Try to imagine how you would have felt about the recent presidential election if President Obama had done some of the following things:
1) suggested in a joking manner that Mitt Romney wasn’t a legitimate presidential contender because his father was born in Mexico, and done nothing to criticize people who made this argument in a non-joking manner.
2) argued that he had actually followed Mitt Romney’s advice on the auto bailout.
3) argued that he alone had rescued Wall Street and that Bush had nothing to do with TARP.
4) wrongly accused Mitt Romney of going on an Apology Tour of Europe and Israel.
5) denied that Mitt Romney had created a health care system in Massachusetts.
I could go on at length. My point is that it would have been harder to support the president’s reelection if he had shown a complete contempt for the truth, even if we thought he was scoring political points in the process.
One of the reasons I value voices like Glenn Greenwald and Arthur Gilroy is because they are gadflies who needle us about the areas where our own political party is doing things that are hard to defend and that can make us complicit in deceitful rhetoric. If we aren’t aware of these shortcomings, we can begin to lose our moral compass.

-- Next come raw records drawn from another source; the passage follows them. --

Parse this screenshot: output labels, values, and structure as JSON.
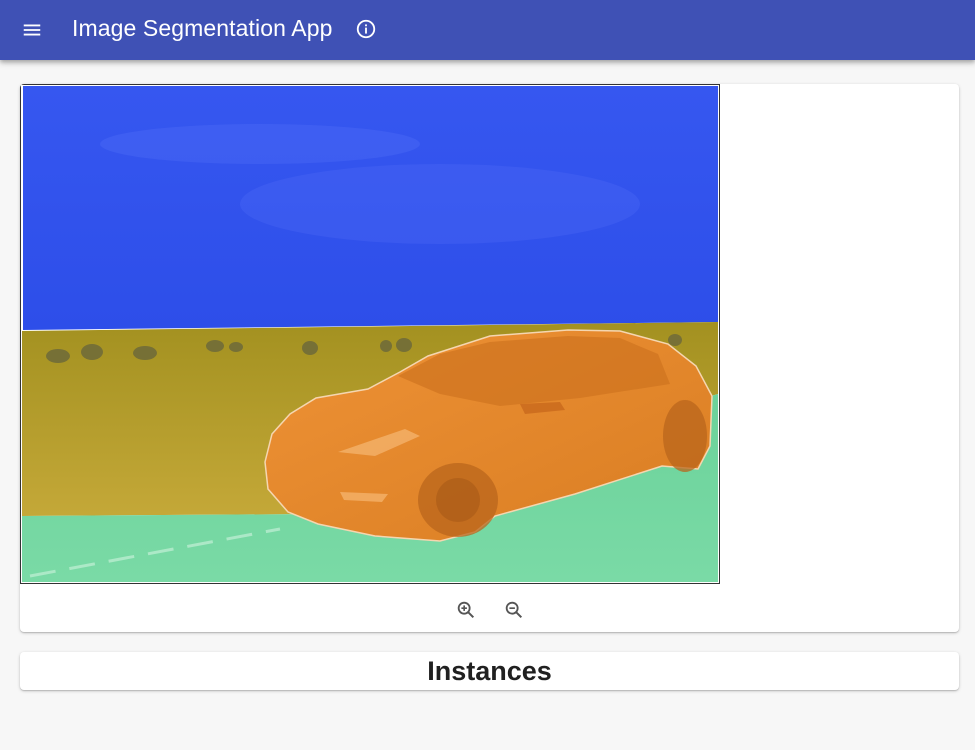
{
  "app": {
    "title": "Image Segmentation App",
    "icons": {
      "menu": "menu-icon",
      "info": "info-icon"
    },
    "accent_color": "#3f51b5"
  },
  "viewer": {
    "segments": [
      {
        "region": "sky",
        "color": "#3d5cf6"
      },
      {
        "region": "grass",
        "color": "#b59e1a"
      },
      {
        "region": "road",
        "color": "#6dd49a"
      },
      {
        "region": "car",
        "color": "#e68a2e"
      }
    ],
    "zoom_controls": [
      {
        "name": "zoom-in",
        "icon": "zoom-in-icon"
      },
      {
        "name": "zoom-out",
        "icon": "zoom-out-icon"
      }
    ]
  },
  "instances": {
    "heading": "Instances"
  }
}
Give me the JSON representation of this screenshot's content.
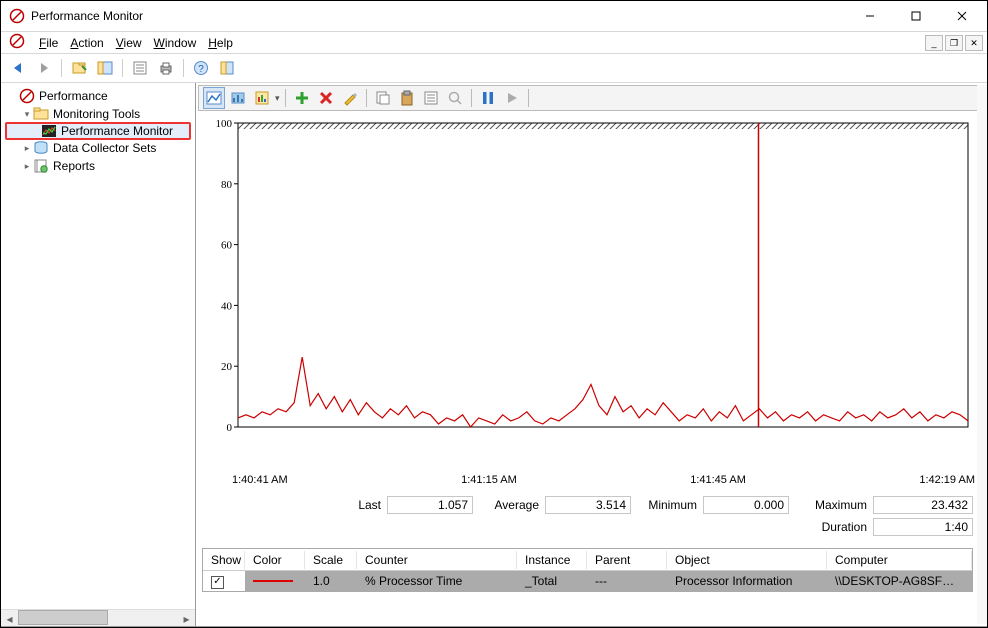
{
  "title": "Performance Monitor",
  "menu": {
    "file": "File",
    "action": "Action",
    "view": "View",
    "window": "Window",
    "help": "Help"
  },
  "tree": {
    "root": "Performance",
    "monitoring_tools": "Monitoring Tools",
    "performance_monitor": "Performance Monitor",
    "data_collector_sets": "Data Collector Sets",
    "reports": "Reports"
  },
  "chart_data": {
    "type": "line",
    "title": "",
    "ylabel": "",
    "ylim": [
      0,
      100
    ],
    "yticks": [
      0,
      20,
      40,
      60,
      80,
      100
    ],
    "x_time_labels": [
      "1:40:41 AM",
      "1:41:15 AM",
      "1:41:45 AM",
      "1:42:19 AM"
    ],
    "cursor_x_pct": 71.3,
    "series": [
      {
        "name": "% Processor Time",
        "color": "#cc0000",
        "values": [
          3,
          4,
          3,
          5,
          4,
          6,
          5,
          8,
          23,
          7,
          11,
          6,
          10,
          5,
          9,
          4,
          8,
          5,
          3,
          6,
          4,
          7,
          3,
          5,
          4,
          1,
          3,
          2,
          4,
          0,
          3,
          2,
          1,
          4,
          2,
          3,
          5,
          2,
          1,
          3,
          2,
          4,
          6,
          9,
          14,
          7,
          4,
          10,
          5,
          7,
          3,
          6,
          4,
          8,
          5,
          2,
          4,
          3,
          6,
          2,
          5,
          3,
          7,
          2,
          4,
          6,
          3,
          5,
          2,
          4,
          3,
          5,
          2,
          4,
          3,
          2,
          5,
          3,
          4,
          2,
          5,
          3,
          4,
          6,
          3,
          5,
          2,
          4,
          3,
          5,
          4,
          2
        ]
      }
    ]
  },
  "stats": {
    "last_label": "Last",
    "last": "1.057",
    "average_label": "Average",
    "average": "3.514",
    "minimum_label": "Minimum",
    "minimum": "0.000",
    "maximum_label": "Maximum",
    "maximum": "23.432",
    "duration_label": "Duration",
    "duration": "1:40"
  },
  "counters": {
    "headers": {
      "show": "Show",
      "color": "Color",
      "scale": "Scale",
      "counter": "Counter",
      "instance": "Instance",
      "parent": "Parent",
      "object": "Object",
      "computer": "Computer"
    },
    "rows": [
      {
        "show": true,
        "scale": "1.0",
        "counter": "% Processor Time",
        "instance": "_Total",
        "parent": "---",
        "object": "Processor Information",
        "computer": "\\\\DESKTOP-AG8SF…"
      }
    ]
  }
}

What I want to point out, however, is that the Republican Party has already morally compromised their entire political movement through their contempt for the truth. Every day, they are making their supporters into worse people because they are teaching them that the truth doesn’t matter. We’re not immune from this same problem and we need to be vigilant about it. But deceit is not central to our political strategy.
On some level, American politics is a zero-sum game. I think you ultimately have to make a decision about which side you are on, and you have to recognize that priority number one is beating the other side while priority number two is working to improve the side you’ve chosen.

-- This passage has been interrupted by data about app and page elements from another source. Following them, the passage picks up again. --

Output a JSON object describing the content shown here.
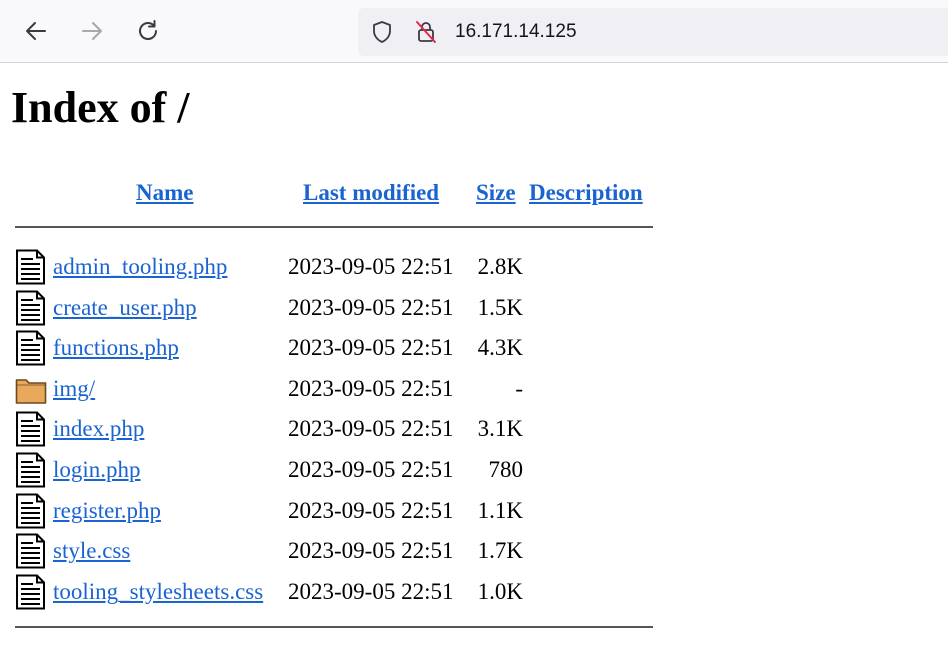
{
  "browser": {
    "url": "16.171.14.125"
  },
  "page": {
    "title": "Index of /",
    "columns": {
      "name": "Name",
      "last_modified": "Last modified",
      "size": "Size",
      "description": "Description"
    },
    "entries": [
      {
        "name": "admin_tooling.php",
        "modified": "2023-09-05 22:51",
        "size": "2.8K",
        "icon": "file-text-icon"
      },
      {
        "name": "create_user.php",
        "modified": "2023-09-05 22:51",
        "size": "1.5K",
        "icon": "file-text-icon"
      },
      {
        "name": "functions.php",
        "modified": "2023-09-05 22:51",
        "size": "4.3K",
        "icon": "file-text-icon"
      },
      {
        "name": "img/",
        "modified": "2023-09-05 22:51",
        "size": "-",
        "icon": "folder-icon"
      },
      {
        "name": "index.php",
        "modified": "2023-09-05 22:51",
        "size": "3.1K",
        "icon": "file-text-icon"
      },
      {
        "name": "login.php",
        "modified": "2023-09-05 22:51",
        "size": "780",
        "icon": "file-text-icon"
      },
      {
        "name": "register.php",
        "modified": "2023-09-05 22:51",
        "size": "1.1K",
        "icon": "file-text-icon"
      },
      {
        "name": "style.css",
        "modified": "2023-09-05 22:51",
        "size": "1.7K",
        "icon": "file-text-icon"
      },
      {
        "name": "tooling_stylesheets.css",
        "modified": "2023-09-05 22:51",
        "size": "1.0K",
        "icon": "file-text-icon"
      }
    ]
  },
  "colors": {
    "link": "#1a63d3",
    "folder": "#e8a95c"
  }
}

I definitely see this as the case for people who choose the left. That’s because I cannot think of one single issue which would be better and more justly handled by the right.
Even though I am pretty much a down-the-line progressive on the issues, almost every disagreement I have with progressives is about the difference in where we put our priorities. For me, I am engaged in a lifelong war against reactionary anti-science xenophobic religious fundamentalists who show fascist tendencies and rely on Wall Street money. Fighting for progressive values within the Democratic Party is very important to me, but will always take second place.
It’s not a no-brainer. In 2000, we had a choice between Dick Cheney and Joe Lieberman for vice-president. I didn’t make up my mind to vote for Gore until the Sunday before the election. I ultimately decided that Gore respected and understood science and technology and that his opponents would start a war in Iraq and bankrupt the country.
If you wanted to find a worse vice-presidential candidate than Dick Cheney, John Edwards would be about as good as you could do. But I’d vote for him again over Dick Cheney, because Dick Cheney was a war criminal, not a philanderer.
For me, I recognized something was desperately wrong when the Republicans impeached Clinton despite the public’s clear preference that they merely censure him. That was the beginning. I soon realized that we were really in a war between the Enlightenment values that founded this country and a bunch of lunatics who were miseducated and misguided by a bunch of anti-democratic plutocrats.
I don’t like it when my side falls short, morally or otherwise, but I never take my eyes off the the direst threat.